▸ Your task: When you answer, restate the entries below without altering anything.

Data items
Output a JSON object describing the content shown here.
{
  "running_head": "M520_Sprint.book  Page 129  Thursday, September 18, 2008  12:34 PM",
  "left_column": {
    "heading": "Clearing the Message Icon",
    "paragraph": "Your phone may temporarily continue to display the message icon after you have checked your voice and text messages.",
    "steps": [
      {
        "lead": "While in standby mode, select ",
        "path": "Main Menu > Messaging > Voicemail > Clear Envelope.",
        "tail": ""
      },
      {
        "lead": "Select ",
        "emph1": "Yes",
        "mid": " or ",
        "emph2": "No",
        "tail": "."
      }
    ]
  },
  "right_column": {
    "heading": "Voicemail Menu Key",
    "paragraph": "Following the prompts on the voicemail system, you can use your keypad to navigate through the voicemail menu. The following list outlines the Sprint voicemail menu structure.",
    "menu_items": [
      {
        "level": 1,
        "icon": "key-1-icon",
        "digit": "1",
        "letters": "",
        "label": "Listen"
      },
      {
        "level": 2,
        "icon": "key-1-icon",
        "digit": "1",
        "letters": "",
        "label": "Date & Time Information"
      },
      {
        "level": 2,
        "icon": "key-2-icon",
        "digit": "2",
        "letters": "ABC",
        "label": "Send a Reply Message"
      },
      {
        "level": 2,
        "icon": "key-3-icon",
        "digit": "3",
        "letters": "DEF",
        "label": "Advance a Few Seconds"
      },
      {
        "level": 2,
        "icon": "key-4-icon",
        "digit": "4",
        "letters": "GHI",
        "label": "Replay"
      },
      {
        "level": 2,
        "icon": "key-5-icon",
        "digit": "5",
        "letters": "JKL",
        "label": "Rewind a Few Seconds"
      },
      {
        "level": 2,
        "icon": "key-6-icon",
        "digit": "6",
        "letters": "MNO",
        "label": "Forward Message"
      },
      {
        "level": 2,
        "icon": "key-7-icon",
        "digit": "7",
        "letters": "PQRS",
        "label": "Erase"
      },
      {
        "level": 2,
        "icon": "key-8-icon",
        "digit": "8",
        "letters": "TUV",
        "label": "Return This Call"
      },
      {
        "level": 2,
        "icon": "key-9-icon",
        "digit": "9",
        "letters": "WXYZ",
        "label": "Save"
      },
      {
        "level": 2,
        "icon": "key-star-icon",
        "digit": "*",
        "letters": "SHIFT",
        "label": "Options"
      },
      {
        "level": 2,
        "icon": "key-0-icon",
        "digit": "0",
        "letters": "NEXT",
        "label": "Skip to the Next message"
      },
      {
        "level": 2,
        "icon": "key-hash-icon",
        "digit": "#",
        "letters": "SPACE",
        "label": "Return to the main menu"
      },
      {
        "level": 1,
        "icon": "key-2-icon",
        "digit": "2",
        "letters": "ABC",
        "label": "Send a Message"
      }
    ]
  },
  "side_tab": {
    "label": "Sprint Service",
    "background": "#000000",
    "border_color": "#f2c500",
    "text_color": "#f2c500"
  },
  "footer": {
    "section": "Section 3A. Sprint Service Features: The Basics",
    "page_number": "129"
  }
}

▸ Exercise output:
Output a JSON object describing the content shown here.
{
  "running_head": "M520_Sprint.book  Page 129  Thursday, September 18, 2008  12:34 PM",
  "left_column": {
    "heading": "Clearing the Message Icon",
    "paragraph": "Your phone may temporarily continue to display the message icon after you have checked your voice and text messages.",
    "steps": [
      {
        "lead": "While in standby mode, select ",
        "path": "Main Menu > Messaging > Voicemail > Clear Envelope.",
        "tail": ""
      },
      {
        "lead": "Select ",
        "emph1": "Yes",
        "mid": " or ",
        "emph2": "No",
        "tail": "."
      }
    ]
  },
  "right_column": {
    "heading": "Voicemail Menu Key",
    "paragraph": "Following the prompts on the voicemail system, you can use your keypad to navigate through the voicemail menu. The following list outlines the Sprint voicemail menu structure.",
    "menu_items": [
      {
        "level": 1,
        "icon": "key-1-icon",
        "digit": "1",
        "letters": "",
        "label": "Listen"
      },
      {
        "level": 2,
        "icon": "key-1-icon",
        "digit": "1",
        "letters": "",
        "label": "Date & Time Information"
      },
      {
        "level": 2,
        "icon": "key-2-icon",
        "digit": "2",
        "letters": "ABC",
        "label": "Send a Reply Message"
      },
      {
        "level": 2,
        "icon": "key-3-icon",
        "digit": "3",
        "letters": "DEF",
        "label": "Advance a Few Seconds"
      },
      {
        "level": 2,
        "icon": "key-4-icon",
        "digit": "4",
        "letters": "GHI",
        "label": "Replay"
      },
      {
        "level": 2,
        "icon": "key-5-icon",
        "digit": "5",
        "letters": "JKL",
        "label": "Rewind a Few Seconds"
      },
      {
        "level": 2,
        "icon": "key-6-icon",
        "digit": "6",
        "letters": "MNO",
        "label": "Forward Message"
      },
      {
        "level": 2,
        "icon": "key-7-icon",
        "digit": "7",
        "letters": "PQRS",
        "label": "Erase"
      },
      {
        "level": 2,
        "icon": "key-8-icon",
        "digit": "8",
        "letters": "TUV",
        "label": "Return This Call"
      },
      {
        "level": 2,
        "icon": "key-9-icon",
        "digit": "9",
        "letters": "WXYZ",
        "label": "Save"
      },
      {
        "level": 2,
        "icon": "key-star-icon",
        "digit": "*",
        "letters": "SHIFT",
        "label": "Options"
      },
      {
        "level": 2,
        "icon": "key-0-icon",
        "digit": "0",
        "letters": "NEXT",
        "label": "Skip to the Next message"
      },
      {
        "level": 2,
        "icon": "key-hash-icon",
        "digit": "#",
        "letters": "SPACE",
        "label": "Return to the main menu"
      },
      {
        "level": 1,
        "icon": "key-2-icon",
        "digit": "2",
        "letters": "ABC",
        "label": "Send a Message"
      }
    ]
  },
  "side_tab": {
    "label": "Sprint Service",
    "background": "#000000",
    "border_color": "#f2c500",
    "text_color": "#f2c500"
  },
  "footer": {
    "section": "Section 3A. Sprint Service Features: The Basics",
    "page_number": "129"
  }
}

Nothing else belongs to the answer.